Back in May I reported that China had allegedly stolen the design of the Russian-made 9K720 Iskander (SS-26 Stone)* short-range ballistic missile for its M20, adding that this followed upon repeated accusations by Russian defense firms in recent years that China was stealing Russian technology for military purposes.
It’s an open secret that in recent years relations between China and Russia, Beijing’s principal source of advanced weapons systems in recent decades, have soured, with Moscow becoming reluctant to sell Beijing its most advanced weapons. Part of this is the result of Moscow growing increasingly wary of China’s intentions as it gains strength, as well as Russian manufacturers’ inability to produce enough systems to satisfy the demand of both the Russian and Chinese militaries.
What is also troubling the relationship is growing evidence that China has been stealing military secrets from Russia and using that information to manufacture its own equivalents — only to turn those into cheaper export versions that threaten to edge Russian foreign military sales out of the market.
It now looks like China’s been at it again, this time trying to obtain classified information on the S-300PMU (SA-10 “Grumble”) long-range, high-altitude surface-to-air missile system. Although the arrest occurred on Oct. 28 last year, the Federal Security Service only made the news public this week, occurring as it does one week before Russian Prime Minister Vladimir Putin embarks on a state visit to China.
The suspect, identified as Tun Sheniyun (童中雲), allegedly worked as a translator for official delegations. Tun is said to have attempted to obtain technological and maintenance documents on the S-300PMU. He now faces a sentence of 10 to 20 years in jail for espionage.

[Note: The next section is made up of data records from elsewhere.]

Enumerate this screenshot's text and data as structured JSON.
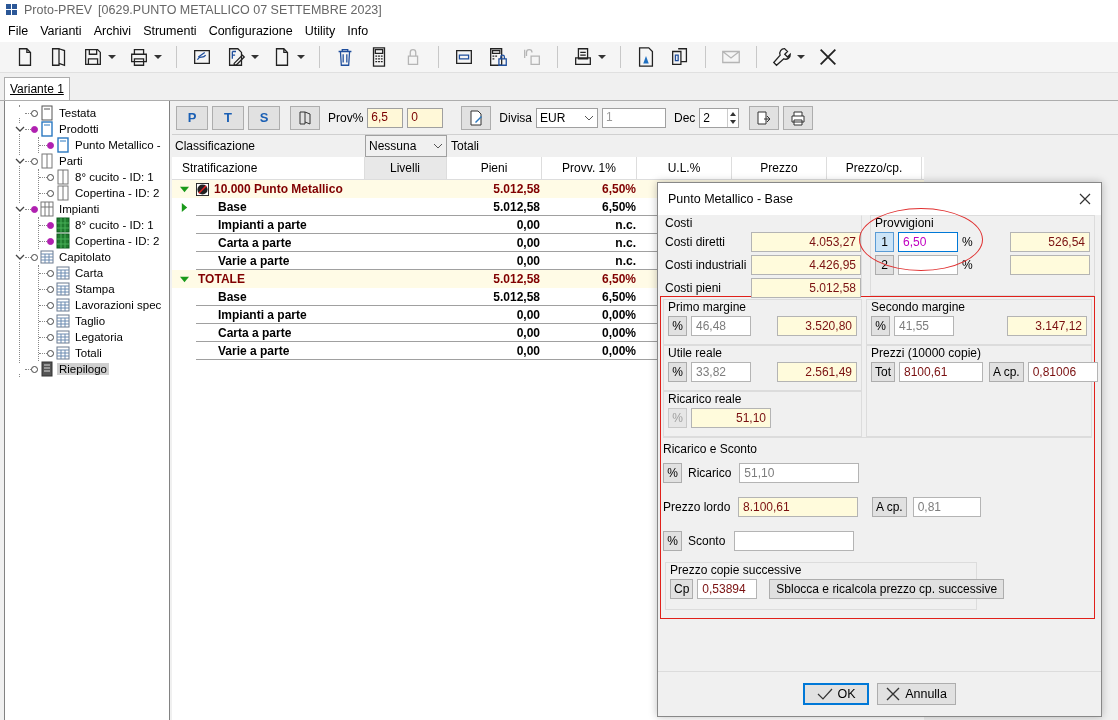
{
  "window": {
    "title": "Proto-PREV",
    "document": "[0629.PUNTO METALLICO 07 SETTEMBRE 2023]"
  },
  "menu": [
    "File",
    "Varianti",
    "Archivi",
    "Strumenti",
    "Configurazione",
    "Utility",
    "Info"
  ],
  "toolbar": [
    {
      "kind": "new",
      "dropdown": false,
      "disabled": false
    },
    {
      "kind": "template",
      "dropdown": false,
      "disabled": false
    },
    {
      "kind": "save",
      "dropdown": true,
      "disabled": false
    },
    {
      "kind": "print",
      "dropdown": true,
      "disabled": false
    },
    {
      "kind": "separator"
    },
    {
      "kind": "sign",
      "dropdown": false,
      "disabled": false
    },
    {
      "kind": "edit",
      "dropdown": true,
      "disabled": false
    },
    {
      "kind": "document",
      "dropdown": true,
      "disabled": false
    },
    {
      "kind": "separator"
    },
    {
      "kind": "trash",
      "dropdown": false,
      "disabled": false
    },
    {
      "kind": "calculator",
      "dropdown": false,
      "disabled": false
    },
    {
      "kind": "lock",
      "dropdown": false,
      "disabled": true
    },
    {
      "kind": "separator"
    },
    {
      "kind": "tag",
      "dropdown": false,
      "disabled": false
    },
    {
      "kind": "calc-lock",
      "dropdown": false,
      "disabled": false
    },
    {
      "kind": "unlock",
      "dropdown": false,
      "disabled": true
    },
    {
      "kind": "separator"
    },
    {
      "kind": "tray",
      "dropdown": true,
      "disabled": false
    },
    {
      "kind": "separator"
    },
    {
      "kind": "doc-mark",
      "dropdown": false,
      "disabled": false
    },
    {
      "kind": "copy",
      "dropdown": false,
      "disabled": false
    },
    {
      "kind": "separator"
    },
    {
      "kind": "mail",
      "dropdown": false,
      "disabled": true
    },
    {
      "kind": "separator"
    },
    {
      "kind": "wrench",
      "dropdown": true,
      "disabled": false
    },
    {
      "kind": "close",
      "dropdown": false,
      "disabled": false
    }
  ],
  "tabs": [
    {
      "label": "Variante 1",
      "selected": true
    }
  ],
  "tree": [
    {
      "label": "Testata",
      "kind": "page",
      "linked": false,
      "selected": false
    },
    {
      "label": "Prodotti",
      "kind": "book",
      "linked": true,
      "selected": false,
      "expanded": true,
      "children": [
        {
          "label": "Punto Metallico -",
          "kind": "book",
          "linked": true,
          "selected": false
        }
      ]
    },
    {
      "label": "Parti",
      "kind": "columns",
      "linked": false,
      "selected": false,
      "expanded": true,
      "children": [
        {
          "label": "8° cucito  - ID: 1",
          "kind": "columns",
          "linked": false,
          "selected": false
        },
        {
          "label": "Copertina - ID: 2",
          "kind": "columns",
          "linked": false,
          "selected": false
        }
      ]
    },
    {
      "label": "Impianti",
      "kind": "grid",
      "linked": true,
      "selected": false,
      "expanded": true,
      "children": [
        {
          "label": "8° cucito  - ID: 1",
          "kind": "green",
          "linked": true,
          "selected": false
        },
        {
          "label": "Copertina - ID: 2",
          "kind": "green",
          "linked": true,
          "selected": false
        }
      ]
    },
    {
      "label": "Capitolato",
      "kind": "table",
      "linked": false,
      "selected": false,
      "expanded": true,
      "children": [
        {
          "label": "Carta",
          "kind": "table",
          "linked": false,
          "selected": false
        },
        {
          "label": "Stampa",
          "kind": "table",
          "linked": false,
          "selected": false
        },
        {
          "label": "Lavorazioni spec",
          "kind": "table",
          "linked": false,
          "selected": false
        },
        {
          "label": "Taglio",
          "kind": "table",
          "linked": false,
          "selected": false
        },
        {
          "label": "Legatoria",
          "kind": "table",
          "linked": false,
          "selected": false
        },
        {
          "label": "Totali",
          "kind": "table",
          "linked": false,
          "selected": false
        }
      ]
    },
    {
      "label": "Riepilogo",
      "kind": "summary",
      "linked": false,
      "selected": true
    }
  ],
  "panel_toolbar": {
    "view_buttons": [
      "P",
      "T",
      "S"
    ],
    "prov_label": "Prov%",
    "prov_values": [
      "6,5",
      "0"
    ],
    "currency_label": "Divisa",
    "currency": "EUR",
    "rate": "1",
    "decimals_label": "Dec",
    "decimals": "2"
  },
  "classification": {
    "label": "Classificazione",
    "value": "Nessuna",
    "mode": "Totali"
  },
  "table": {
    "columns": [
      {
        "label": "Stratificazione",
        "selected": false
      },
      {
        "label": "Livelli",
        "selected": true
      },
      {
        "label": "Pieni",
        "selected": false
      },
      {
        "label": "Provv. 1%",
        "selected": false
      },
      {
        "label": "U.L.%",
        "selected": false
      },
      {
        "label": "Prezzo",
        "selected": false
      },
      {
        "label": "Prezzo/cp.",
        "selected": false
      }
    ],
    "rows": [
      {
        "kind": "group",
        "label": "10.000 Punto Metallico",
        "expandable": true,
        "expanded": true,
        "badge": true,
        "pieni": "5.012,58",
        "provv": "6,50%"
      },
      {
        "kind": "item",
        "label": "Base",
        "expandable": true,
        "expanded": false,
        "badge": false,
        "pieni": "5.012,58",
        "provv": "6,50%"
      },
      {
        "kind": "item",
        "label": "Impianti a parte",
        "expandable": false,
        "badge": false,
        "pieni": "0,00",
        "provv": "n.c."
      },
      {
        "kind": "item",
        "label": "Carta a parte",
        "expandable": false,
        "badge": false,
        "pieni": "0,00",
        "provv": "n.c."
      },
      {
        "kind": "item",
        "label": "Varie a parte",
        "expandable": false,
        "badge": false,
        "pieni": "0,00",
        "provv": "n.c."
      },
      {
        "kind": "group",
        "label": "TOTALE",
        "expandable": true,
        "expanded": true,
        "badge": false,
        "pieni": "5.012,58",
        "provv": "6,50%"
      },
      {
        "kind": "item",
        "label": "Base",
        "expandable": false,
        "badge": false,
        "pieni": "5.012,58",
        "provv": "6,50%"
      },
      {
        "kind": "item",
        "label": "Impianti a parte",
        "expandable": false,
        "badge": false,
        "pieni": "0,00",
        "provv": "0,00%"
      },
      {
        "kind": "item",
        "label": "Carta a parte",
        "expandable": false,
        "badge": false,
        "pieni": "0,00",
        "provv": "0,00%"
      },
      {
        "kind": "item",
        "label": "Varie a parte",
        "expandable": false,
        "badge": false,
        "pieni": "0,00",
        "provv": "0,00%"
      }
    ]
  },
  "dialog": {
    "title": "Punto Metallico - Base",
    "costi": {
      "title": "Costi",
      "rows": [
        {
          "label": "Costi diretti",
          "field": {
            "kind": "result",
            "value": "4.053,27"
          }
        },
        {
          "label": "Costi industriali",
          "field": {
            "kind": "result",
            "value": "4.426,95"
          }
        },
        {
          "label": "Costi pieni",
          "field": {
            "kind": "result",
            "value": "5.012,58"
          }
        }
      ]
    },
    "provvigioni": {
      "title": "Provvigioni",
      "rows": [
        {
          "button": "1",
          "selected": true,
          "percent": {
            "kind": "active",
            "value": "6,50"
          },
          "unit": "%",
          "amount": {
            "kind": "result",
            "value": "526,54"
          }
        },
        {
          "button": "2",
          "selected": false,
          "unit": "%",
          "amount": {
            "kind": "result"
          }
        }
      ]
    },
    "margins": [
      {
        "title": "Primo margine",
        "button": "%",
        "percent": {
          "kind": "derived",
          "value": "46,48"
        },
        "amount": {
          "kind": "result",
          "value": "3.520,80"
        }
      },
      {
        "title": "Secondo margine",
        "button": "%",
        "percent": {
          "kind": "derived",
          "value": "41,55"
        },
        "amount": {
          "kind": "result",
          "value": "3.147,12"
        }
      },
      {
        "title": "Utile reale",
        "button": "%",
        "percent": {
          "kind": "derived",
          "value": "33,82"
        },
        "amount": {
          "kind": "result",
          "value": "2.561,49"
        }
      }
    ],
    "prezzi": {
      "title": "Prezzi (10000 copie)",
      "total_button": "Tot",
      "total": {
        "kind": "input",
        "value": "8100,61"
      },
      "unit_button": "A cp.",
      "unit_price": {
        "kind": "input",
        "value": "0,81006"
      }
    },
    "ricarico_reale": {
      "title": "Ricarico reale",
      "button": "%",
      "button_disabled": true,
      "field": {
        "kind": "result",
        "value": "51,10"
      }
    },
    "ricarico_sconto": {
      "title": "Ricarico e Sconto",
      "ricarico": {
        "button": "%",
        "label": "Ricarico",
        "field": {
          "kind": "derived",
          "value": "51,10"
        }
      },
      "prezzo_lordo": {
        "label": "Prezzo lordo",
        "field": {
          "kind": "total",
          "value": "8.100,61"
        },
        "button": "A cp.",
        "unit_field": {
          "kind": "derived",
          "value": "0,81"
        }
      },
      "sconto": {
        "button": "%",
        "label": "Sconto"
      }
    },
    "copie_successive": {
      "title": "Prezzo copie successive",
      "button": "Cp",
      "field": {
        "kind": "input",
        "value": "0,53894"
      },
      "action": "Sblocca e ricalcola prezzo cp. successive"
    },
    "buttons": [
      {
        "kind": "ok",
        "label": "OK",
        "default": true
      },
      {
        "kind": "cancel",
        "label": "Annulla",
        "default": false
      }
    ]
  }
}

Russia has sold S-300PMU, S-300PMU-1 (SA-20 “Gargoyle”) and S-300PMU-2 (SA-20B) units to China since 1993. China also manufactures a licensed copy of the S-300PMU-1 known as the HQ-10. The slightly less efficient HQ-9, of which China has an estimated 60 batteries, is a derivative of the S-300 and the US Patriot. (A variant of the HQ-9, known as the “Hai” HQ-9, or HHQ-9, is deployed on the PLA Navy’s Type-052C “Luyang II”-class destroyer.)

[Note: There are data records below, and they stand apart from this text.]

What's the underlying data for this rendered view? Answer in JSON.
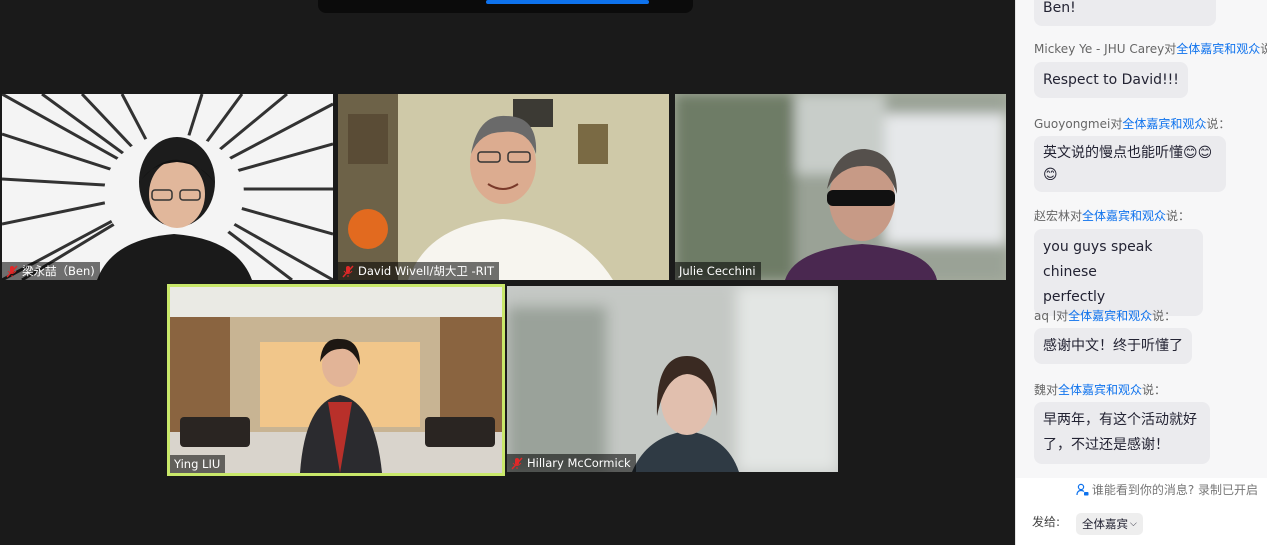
{
  "participants": [
    {
      "name": "梁永喆（Ben)",
      "muted": true
    },
    {
      "name": "David Wivell/胡大卫 -RIT",
      "muted": true
    },
    {
      "name": "Julie Cecchini",
      "muted": false
    },
    {
      "name": "Ying LIU",
      "muted": false,
      "active_speaker": true
    },
    {
      "name": "Hillary McCormick",
      "muted": true
    }
  ],
  "chat": {
    "messages": [
      {
        "sender": "",
        "to_label": "",
        "said": "",
        "text": "Ben!"
      },
      {
        "sender": "Mickey Ye - JHU Carey",
        "to_label": "全体嘉宾和观众",
        "said": "说",
        "text": "Respect to David!!!"
      },
      {
        "sender": "Guoyongmei",
        "to_label": "全体嘉宾和观众",
        "said": "说：",
        "text_line1": "英文说的慢点也能听懂😊😊",
        "text_line2": "😊"
      },
      {
        "sender": "赵宏林",
        "to_label": "全体嘉宾和观众",
        "said": "说：",
        "text_line1": "you guys speak chinese",
        "text_line2": "perfectly"
      },
      {
        "sender": "aq l",
        "to_label": "全体嘉宾和观众",
        "said": "说：",
        "text": "感谢中文！终于听懂了"
      },
      {
        "sender": "魏",
        "to_label": "全体嘉宾和观众",
        "said": "说：",
        "text_line1": "早两年，有这个活动就好",
        "text_line2": "了，不过还是感谢！"
      }
    ],
    "to_word": "对",
    "notice": "谁能看到你的消息? 录制已开启",
    "send_to_label": "发给:",
    "recipient": "全体嘉宾"
  },
  "colors": {
    "accent": "#0e72ed",
    "active_border": "#c9e86a",
    "muted_red": "#e02828"
  }
}
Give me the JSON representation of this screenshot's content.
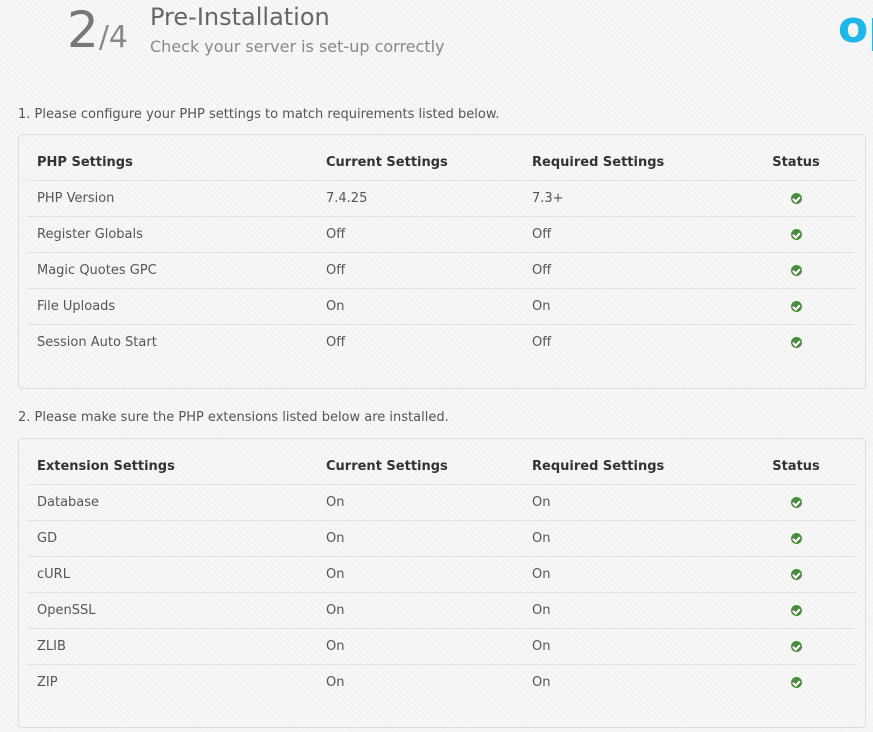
{
  "header": {
    "step_current": "2",
    "step_total": "/4",
    "title": "Pre-Installation",
    "subtitle": "Check your server is set-up correctly",
    "logo_text": "op",
    "logo_color": "#1fb6ea"
  },
  "section1": {
    "instruction": "1. Please configure your PHP settings to match requirements listed below.",
    "headers": [
      "PHP Settings",
      "Current Settings",
      "Required Settings",
      "Status"
    ],
    "rows": [
      {
        "name": "PHP Version",
        "current": "7.4.25",
        "required": "7.3+",
        "status": "check-icon"
      },
      {
        "name": "Register Globals",
        "current": "Off",
        "required": "Off",
        "status": "check-icon"
      },
      {
        "name": "Magic Quotes GPC",
        "current": "Off",
        "required": "Off",
        "status": "check-icon"
      },
      {
        "name": "File Uploads",
        "current": "On",
        "required": "On",
        "status": "check-icon"
      },
      {
        "name": "Session Auto Start",
        "current": "Off",
        "required": "Off",
        "status": "check-icon"
      }
    ]
  },
  "section2": {
    "instruction": "2. Please make sure the PHP extensions listed below are installed.",
    "headers": [
      "Extension Settings",
      "Current Settings",
      "Required Settings",
      "Status"
    ],
    "rows": [
      {
        "name": "Database",
        "current": "On",
        "required": "On",
        "status": "check-icon"
      },
      {
        "name": "GD",
        "current": "On",
        "required": "On",
        "status": "check-icon"
      },
      {
        "name": "cURL",
        "current": "On",
        "required": "On",
        "status": "check-icon"
      },
      {
        "name": "OpenSSL",
        "current": "On",
        "required": "On",
        "status": "check-icon"
      },
      {
        "name": "ZLIB",
        "current": "On",
        "required": "On",
        "status": "check-icon"
      },
      {
        "name": "ZIP",
        "current": "On",
        "required": "On",
        "status": "check-icon"
      }
    ]
  },
  "colors": {
    "status_ok": "#4a8c3f"
  }
}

So why “steal” documentation when China already has the technology? Moscow claims China has been attempting to reverse-engineer the S-300 but that it may have hit a bottleneck and is trying to expedite the process by stealing extra documentation. What’s missing from the reports so far is that what Tun was likely trying to obtain was information on the S-300PMU-2, which is more advanced and has a longer range than the S-300/PMU-1 and the HQ-9/10.